Happy New Year!
Introduction to Sherlock Holmes and the Clockwork of Death
Sherlock Holmes lived.
Anyone who denies this suffers from delusions and deserves a sound thrashing.
Sherlockian biographical scholarship (commonly called “The Game”) arose as a response to a myriad of discrepancies in Watson’s writings of the master detective Sherlock Holmes, and the Sherlockian tradition in which the object of the fictional biography is treated as a real person followed close on its heels. In the Sherlockian Game Holmes’s amanuensis, Dr. Watson, is also treated as a real person. As Dr. Watson narrates the cases, Arthur Conan Doyle is relegated to the status of Watson’s “editor.”
It stands to reason, then, that there were been many more cases documented by Watson which Doyle never edited and incorporated into the original Canon. The plethora of Sherlockian tales, purporting to come from the legendary battered tin dispatch case, or buried in the attic of some American relative of Watson’s, and so on, bears witness to Watson’s literary fecundity.
Many such tales deviate from the strict confines of Holmes’ deductive powers applied to realistic mysteries, and delve into the realms of the fantastic, the mystical, the outré. Such are those of Watson’s stories discovered and edited for publication by Christian Endres in the present volume. In so doing, Endres follows in a rich tradition of bringing to light the sort of Holmes adventures at which less imaginative followers of the Great Detective scoff and dismiss out-of-hand.

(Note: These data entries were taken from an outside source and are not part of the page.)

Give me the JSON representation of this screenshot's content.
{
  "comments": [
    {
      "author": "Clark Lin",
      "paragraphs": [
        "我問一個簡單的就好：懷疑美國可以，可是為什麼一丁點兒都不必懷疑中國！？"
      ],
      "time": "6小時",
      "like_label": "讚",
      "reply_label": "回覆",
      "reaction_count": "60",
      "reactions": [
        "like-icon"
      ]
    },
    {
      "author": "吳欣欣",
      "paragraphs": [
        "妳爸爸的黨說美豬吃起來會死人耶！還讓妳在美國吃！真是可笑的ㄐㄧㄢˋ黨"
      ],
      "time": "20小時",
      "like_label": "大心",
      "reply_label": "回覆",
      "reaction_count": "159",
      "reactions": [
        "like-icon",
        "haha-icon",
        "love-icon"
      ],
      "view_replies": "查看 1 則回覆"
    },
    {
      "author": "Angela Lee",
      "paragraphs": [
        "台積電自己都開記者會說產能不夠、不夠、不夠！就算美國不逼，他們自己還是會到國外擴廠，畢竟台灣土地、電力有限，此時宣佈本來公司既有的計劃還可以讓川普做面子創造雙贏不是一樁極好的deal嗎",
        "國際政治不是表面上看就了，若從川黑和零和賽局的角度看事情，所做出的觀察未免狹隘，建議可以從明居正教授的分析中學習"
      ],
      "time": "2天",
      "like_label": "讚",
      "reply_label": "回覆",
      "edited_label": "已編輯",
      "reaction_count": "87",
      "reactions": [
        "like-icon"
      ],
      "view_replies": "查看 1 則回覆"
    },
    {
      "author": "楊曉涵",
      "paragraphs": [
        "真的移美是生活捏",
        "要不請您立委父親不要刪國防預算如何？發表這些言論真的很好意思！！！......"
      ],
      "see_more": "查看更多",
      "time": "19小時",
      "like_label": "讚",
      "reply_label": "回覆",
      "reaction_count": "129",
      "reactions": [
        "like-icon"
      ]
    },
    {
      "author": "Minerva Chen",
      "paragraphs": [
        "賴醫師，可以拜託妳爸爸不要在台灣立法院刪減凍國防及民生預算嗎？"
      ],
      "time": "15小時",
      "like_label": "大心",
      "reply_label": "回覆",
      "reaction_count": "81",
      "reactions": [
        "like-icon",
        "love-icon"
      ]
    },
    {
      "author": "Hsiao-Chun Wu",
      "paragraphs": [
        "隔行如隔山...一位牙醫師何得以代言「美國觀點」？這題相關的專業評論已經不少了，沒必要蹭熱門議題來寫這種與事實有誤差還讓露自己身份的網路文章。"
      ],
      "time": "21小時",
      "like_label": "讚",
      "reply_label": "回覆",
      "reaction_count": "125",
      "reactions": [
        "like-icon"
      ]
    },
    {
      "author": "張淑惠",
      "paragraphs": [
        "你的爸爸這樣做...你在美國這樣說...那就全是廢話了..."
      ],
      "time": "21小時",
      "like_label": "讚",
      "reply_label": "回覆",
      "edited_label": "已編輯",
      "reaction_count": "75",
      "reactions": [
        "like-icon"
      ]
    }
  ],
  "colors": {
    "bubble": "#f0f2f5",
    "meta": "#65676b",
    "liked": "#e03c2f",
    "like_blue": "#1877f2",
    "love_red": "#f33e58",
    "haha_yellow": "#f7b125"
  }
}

Holmes is Holmes—the violin, the cocaine, Mrs. Hudson, our beloved seventeen steps up to 221B are all present—but in these pages we see him intersect with the likes of Peter Pan, Captain Nemo, the Land of Oz, Count Dracula, and Lovecraftian horrors.
And why not?
Many are the fans of Holmes’ extraordinary adventures. He fought the Martians several times (most notably in Sherlock Holmes’ War of the Worlds by Manly W. Wellman and Wade Wellman), confronted Count Dracula even more often (in Loren D. Estleman’s Sherlock Holmes vs. Dracula: The Adventure of the Sanguinary Count and many others) and confronted myriad Cthulhuoid terrors (in Shadows Over Baker Street, Michael Reaves and John Pelan, eds., among others). These tales by Dr. Watson, unearthed and brought to light by Endres, are worthy and charming additions to this brand of Holmesian storytelling.
“No ghosts need apply,” indeed!
Win Scott Eckert